As the crowd all rose to its feet, the fifth set was poised to produce fireworks. The Trojans struck first and were keen on not allowing Irvine to get any type of rhythm on defense. But the Anteaters pushed through as one of the big stars of the night, Brian “Gene” Simmons stepped up from off the bench and applied such a presence at the net that Irvine found themselves tied with the Trojans midway through the final set, 8-8.

Unlike the previous four sets, the fifth set is played to 15 and must be won by two points. This meant that each team only had a limited amount of room to make an error, making it imperative that each team stay within their system of attack.

As the match unfolded into the last points, it became clear that there was nothing the Trojans could do to stop this Anteater team from winning.
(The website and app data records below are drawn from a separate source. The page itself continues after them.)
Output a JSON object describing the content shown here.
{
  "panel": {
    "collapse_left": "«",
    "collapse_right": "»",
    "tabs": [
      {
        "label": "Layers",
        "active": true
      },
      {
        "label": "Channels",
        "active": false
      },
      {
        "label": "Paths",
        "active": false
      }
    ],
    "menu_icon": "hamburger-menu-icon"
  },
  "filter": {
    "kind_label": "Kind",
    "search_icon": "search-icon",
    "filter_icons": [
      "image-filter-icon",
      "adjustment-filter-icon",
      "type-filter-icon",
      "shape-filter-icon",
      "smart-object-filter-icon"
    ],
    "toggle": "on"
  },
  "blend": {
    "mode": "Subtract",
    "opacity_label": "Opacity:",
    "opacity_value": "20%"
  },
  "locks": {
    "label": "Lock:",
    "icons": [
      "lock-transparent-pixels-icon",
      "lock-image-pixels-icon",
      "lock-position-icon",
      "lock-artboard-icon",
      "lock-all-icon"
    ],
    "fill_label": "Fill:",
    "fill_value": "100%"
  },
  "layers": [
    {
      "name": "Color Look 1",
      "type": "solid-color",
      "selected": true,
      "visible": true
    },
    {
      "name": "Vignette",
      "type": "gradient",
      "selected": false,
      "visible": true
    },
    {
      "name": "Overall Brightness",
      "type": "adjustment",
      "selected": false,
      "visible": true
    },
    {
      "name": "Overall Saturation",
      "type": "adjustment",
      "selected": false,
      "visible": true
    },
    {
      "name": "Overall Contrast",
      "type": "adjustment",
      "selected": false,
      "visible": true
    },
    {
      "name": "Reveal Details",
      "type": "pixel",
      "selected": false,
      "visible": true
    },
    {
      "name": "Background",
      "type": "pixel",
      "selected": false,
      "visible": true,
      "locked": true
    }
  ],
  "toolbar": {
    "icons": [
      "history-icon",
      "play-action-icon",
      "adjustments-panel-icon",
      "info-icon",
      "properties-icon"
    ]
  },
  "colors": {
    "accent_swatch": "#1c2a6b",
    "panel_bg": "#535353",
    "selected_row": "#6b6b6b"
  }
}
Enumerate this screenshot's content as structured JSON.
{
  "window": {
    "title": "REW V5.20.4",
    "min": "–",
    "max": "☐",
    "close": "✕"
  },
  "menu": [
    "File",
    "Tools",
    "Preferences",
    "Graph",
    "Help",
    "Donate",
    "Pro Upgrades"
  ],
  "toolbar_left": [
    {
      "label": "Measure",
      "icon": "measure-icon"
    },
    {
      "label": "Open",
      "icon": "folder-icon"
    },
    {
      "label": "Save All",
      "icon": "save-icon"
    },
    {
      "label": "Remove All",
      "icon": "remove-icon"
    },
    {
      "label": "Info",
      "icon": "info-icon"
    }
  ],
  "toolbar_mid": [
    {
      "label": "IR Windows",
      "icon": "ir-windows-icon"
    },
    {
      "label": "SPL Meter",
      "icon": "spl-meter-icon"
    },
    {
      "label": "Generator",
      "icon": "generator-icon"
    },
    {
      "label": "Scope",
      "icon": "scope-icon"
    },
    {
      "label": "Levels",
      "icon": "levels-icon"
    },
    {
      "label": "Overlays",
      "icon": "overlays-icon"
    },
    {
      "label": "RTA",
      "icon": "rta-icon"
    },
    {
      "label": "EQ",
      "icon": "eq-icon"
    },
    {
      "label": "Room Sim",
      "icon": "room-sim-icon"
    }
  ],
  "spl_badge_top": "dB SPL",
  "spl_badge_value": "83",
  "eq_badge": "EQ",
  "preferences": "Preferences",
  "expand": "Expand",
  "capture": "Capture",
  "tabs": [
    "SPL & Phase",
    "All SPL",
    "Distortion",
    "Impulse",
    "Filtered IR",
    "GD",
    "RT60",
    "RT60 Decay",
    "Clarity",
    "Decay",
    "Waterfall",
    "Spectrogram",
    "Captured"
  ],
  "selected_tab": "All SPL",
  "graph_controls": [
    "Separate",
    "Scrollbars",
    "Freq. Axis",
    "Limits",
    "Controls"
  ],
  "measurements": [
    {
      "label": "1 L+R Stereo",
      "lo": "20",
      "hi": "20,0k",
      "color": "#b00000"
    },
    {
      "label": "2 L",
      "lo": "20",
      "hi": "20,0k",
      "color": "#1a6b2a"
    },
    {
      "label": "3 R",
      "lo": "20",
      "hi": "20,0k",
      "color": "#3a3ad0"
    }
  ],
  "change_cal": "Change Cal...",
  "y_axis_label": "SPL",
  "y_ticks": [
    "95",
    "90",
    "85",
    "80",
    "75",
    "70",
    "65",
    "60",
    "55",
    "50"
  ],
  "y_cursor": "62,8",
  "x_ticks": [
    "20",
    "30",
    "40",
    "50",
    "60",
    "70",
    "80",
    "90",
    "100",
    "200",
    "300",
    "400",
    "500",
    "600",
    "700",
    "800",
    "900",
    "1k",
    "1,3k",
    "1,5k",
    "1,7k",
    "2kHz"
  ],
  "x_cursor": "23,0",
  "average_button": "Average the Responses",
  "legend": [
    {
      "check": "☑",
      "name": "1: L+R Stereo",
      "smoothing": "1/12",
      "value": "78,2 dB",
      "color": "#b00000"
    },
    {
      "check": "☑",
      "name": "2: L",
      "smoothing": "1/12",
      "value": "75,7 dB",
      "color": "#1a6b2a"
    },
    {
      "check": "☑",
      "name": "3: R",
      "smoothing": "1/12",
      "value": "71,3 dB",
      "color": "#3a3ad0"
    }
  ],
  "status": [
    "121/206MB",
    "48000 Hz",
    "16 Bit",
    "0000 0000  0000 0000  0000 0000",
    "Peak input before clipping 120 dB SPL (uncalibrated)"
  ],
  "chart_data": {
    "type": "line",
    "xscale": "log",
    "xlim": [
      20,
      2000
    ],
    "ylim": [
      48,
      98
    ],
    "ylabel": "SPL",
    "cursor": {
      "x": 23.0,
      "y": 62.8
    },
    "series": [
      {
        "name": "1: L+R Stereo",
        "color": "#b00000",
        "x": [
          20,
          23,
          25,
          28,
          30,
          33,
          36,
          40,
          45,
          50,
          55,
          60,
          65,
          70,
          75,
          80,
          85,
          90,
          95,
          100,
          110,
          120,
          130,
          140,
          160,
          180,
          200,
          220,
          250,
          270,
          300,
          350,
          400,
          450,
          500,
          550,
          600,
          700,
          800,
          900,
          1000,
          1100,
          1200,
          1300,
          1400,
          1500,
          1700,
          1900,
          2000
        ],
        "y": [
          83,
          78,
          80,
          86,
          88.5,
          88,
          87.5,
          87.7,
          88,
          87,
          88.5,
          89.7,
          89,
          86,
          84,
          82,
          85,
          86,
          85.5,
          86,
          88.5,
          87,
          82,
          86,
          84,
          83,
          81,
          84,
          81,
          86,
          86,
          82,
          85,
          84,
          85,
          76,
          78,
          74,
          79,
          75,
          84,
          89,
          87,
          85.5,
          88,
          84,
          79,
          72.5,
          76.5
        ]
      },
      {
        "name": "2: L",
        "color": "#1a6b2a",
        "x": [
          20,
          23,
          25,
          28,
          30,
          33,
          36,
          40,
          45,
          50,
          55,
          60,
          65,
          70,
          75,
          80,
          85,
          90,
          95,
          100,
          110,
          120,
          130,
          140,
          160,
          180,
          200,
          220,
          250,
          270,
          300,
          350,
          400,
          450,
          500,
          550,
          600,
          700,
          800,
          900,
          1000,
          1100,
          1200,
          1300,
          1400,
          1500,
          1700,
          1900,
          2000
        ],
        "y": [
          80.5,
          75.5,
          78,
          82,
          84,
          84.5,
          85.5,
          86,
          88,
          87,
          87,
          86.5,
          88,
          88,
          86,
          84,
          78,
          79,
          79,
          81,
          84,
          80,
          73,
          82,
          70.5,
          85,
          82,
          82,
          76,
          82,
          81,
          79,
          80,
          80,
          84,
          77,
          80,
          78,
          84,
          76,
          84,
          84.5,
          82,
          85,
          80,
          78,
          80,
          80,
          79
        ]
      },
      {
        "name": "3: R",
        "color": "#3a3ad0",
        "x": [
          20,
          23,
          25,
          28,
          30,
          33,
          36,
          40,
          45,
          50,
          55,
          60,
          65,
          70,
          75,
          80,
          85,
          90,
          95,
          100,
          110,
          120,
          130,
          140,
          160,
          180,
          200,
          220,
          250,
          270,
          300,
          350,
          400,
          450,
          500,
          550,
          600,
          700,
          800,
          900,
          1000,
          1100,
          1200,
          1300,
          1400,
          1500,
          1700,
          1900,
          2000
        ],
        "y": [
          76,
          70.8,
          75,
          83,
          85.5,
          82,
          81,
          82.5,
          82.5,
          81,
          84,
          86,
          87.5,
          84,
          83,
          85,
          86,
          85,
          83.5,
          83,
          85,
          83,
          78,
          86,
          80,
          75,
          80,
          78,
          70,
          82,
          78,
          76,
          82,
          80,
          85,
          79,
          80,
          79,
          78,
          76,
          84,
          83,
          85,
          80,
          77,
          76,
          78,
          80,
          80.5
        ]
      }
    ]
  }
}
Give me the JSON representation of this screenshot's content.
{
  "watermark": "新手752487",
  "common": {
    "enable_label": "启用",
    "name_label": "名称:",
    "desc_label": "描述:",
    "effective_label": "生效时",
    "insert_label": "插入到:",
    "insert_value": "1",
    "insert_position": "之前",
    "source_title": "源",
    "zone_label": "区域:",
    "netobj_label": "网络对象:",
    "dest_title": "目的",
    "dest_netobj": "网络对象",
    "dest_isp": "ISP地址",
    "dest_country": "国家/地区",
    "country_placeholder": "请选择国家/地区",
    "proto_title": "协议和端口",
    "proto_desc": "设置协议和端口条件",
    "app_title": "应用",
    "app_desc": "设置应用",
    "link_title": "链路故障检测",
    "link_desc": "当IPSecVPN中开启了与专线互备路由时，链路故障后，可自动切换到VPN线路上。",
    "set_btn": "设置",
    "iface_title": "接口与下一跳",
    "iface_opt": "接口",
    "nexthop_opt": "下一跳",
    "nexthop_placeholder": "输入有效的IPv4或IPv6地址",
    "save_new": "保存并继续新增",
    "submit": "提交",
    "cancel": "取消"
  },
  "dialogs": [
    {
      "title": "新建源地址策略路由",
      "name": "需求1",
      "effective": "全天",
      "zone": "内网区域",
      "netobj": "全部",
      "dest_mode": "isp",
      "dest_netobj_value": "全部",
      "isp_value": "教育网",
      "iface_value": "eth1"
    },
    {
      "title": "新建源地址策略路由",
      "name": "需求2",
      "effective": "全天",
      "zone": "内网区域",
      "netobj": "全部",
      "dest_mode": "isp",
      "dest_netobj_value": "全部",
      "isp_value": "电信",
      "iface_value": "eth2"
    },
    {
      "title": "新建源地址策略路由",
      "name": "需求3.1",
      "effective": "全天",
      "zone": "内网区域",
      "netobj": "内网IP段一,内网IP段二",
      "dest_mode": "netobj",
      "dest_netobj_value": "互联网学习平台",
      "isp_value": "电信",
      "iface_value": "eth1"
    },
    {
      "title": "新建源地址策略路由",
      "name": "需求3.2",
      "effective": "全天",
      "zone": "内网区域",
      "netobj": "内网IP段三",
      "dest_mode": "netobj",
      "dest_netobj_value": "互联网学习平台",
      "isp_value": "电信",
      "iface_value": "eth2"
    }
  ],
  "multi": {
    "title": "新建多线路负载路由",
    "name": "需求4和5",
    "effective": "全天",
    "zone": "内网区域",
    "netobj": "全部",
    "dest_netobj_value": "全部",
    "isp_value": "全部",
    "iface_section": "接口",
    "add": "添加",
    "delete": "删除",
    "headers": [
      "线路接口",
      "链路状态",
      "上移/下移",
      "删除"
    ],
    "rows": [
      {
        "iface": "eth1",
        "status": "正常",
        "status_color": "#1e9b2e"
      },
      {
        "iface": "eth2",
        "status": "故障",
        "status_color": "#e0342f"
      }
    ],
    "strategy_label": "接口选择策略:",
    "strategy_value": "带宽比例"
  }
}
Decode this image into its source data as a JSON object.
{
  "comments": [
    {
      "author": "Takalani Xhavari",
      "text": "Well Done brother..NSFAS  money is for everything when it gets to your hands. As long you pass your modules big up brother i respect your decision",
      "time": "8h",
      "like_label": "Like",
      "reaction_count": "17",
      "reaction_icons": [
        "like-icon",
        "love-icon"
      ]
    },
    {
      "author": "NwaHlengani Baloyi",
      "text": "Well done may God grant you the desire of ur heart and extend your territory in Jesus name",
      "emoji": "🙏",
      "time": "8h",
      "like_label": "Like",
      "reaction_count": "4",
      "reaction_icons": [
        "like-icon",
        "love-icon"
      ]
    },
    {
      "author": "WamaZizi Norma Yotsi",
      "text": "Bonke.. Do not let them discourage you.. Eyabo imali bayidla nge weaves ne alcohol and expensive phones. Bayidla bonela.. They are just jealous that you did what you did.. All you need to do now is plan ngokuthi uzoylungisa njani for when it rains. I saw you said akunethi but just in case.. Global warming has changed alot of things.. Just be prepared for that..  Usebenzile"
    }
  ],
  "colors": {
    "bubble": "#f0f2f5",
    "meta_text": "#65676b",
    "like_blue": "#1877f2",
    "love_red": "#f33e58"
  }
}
At 11-14 in favor of the Anteaters, sophomore Jordan DuFault shot a kill in between the outstretched arms of the Trojan defense. The outstretched arms came up short. The ball landed and the Anteaters won the match, 15-11.

This was the team’s second title in three years and its third trip to the Final Four in four years.

This was also a night to remember for the five seniors that can now recall their last match in an Irvine jersey as the best win of their lives.

“To hear [Ammerman] talk about family was just a really emotional moment for me,” Speraw said. “This was a huge collective of leadership throughout the season and tonight it all came together. It was amazing to watch.”

The collective effort was clear by how much emotional impact each player had on the team, but the stats showed more of this than anything. Wilson had a team-high 21 kills, four digs and an ace. Clark finished with 15 kills, nine digs and DuFault followed him with 11 kills. Simmons had a remarkable four kills and seven block assists in just two sets of playing. But it was Ammerman that stole the show. He finished with 55 set assists, six kills, five digs and 12 block assists.

“Watching Ryan improve over the course of this season has been the single greatest amount of improvement by one player that I have seen in all my years of coaching,” Speraw said.

But the path to this championship was not at all what the team had anticipated. After its loss to USC in the MPSF semifinals, UCI received the at-large bid to go to the championships and had a rough start. The team faced a mediocre Ohio State University team and played fairly poorly. Luckily, the Anteaters’ poor playing was still enough for them to sweep the Buckeyes in that semifinal match.

The match against Ohio was more of a moment to work the kinks out before they faced a rolling USC squad in the championship match.

The rest was history.

The UCI men’s volleyball team told the New University before its first preseason match in January that they were going to win the National Title and to the delight of the Irvine faithful that made the drive or flight out to Utah, it did.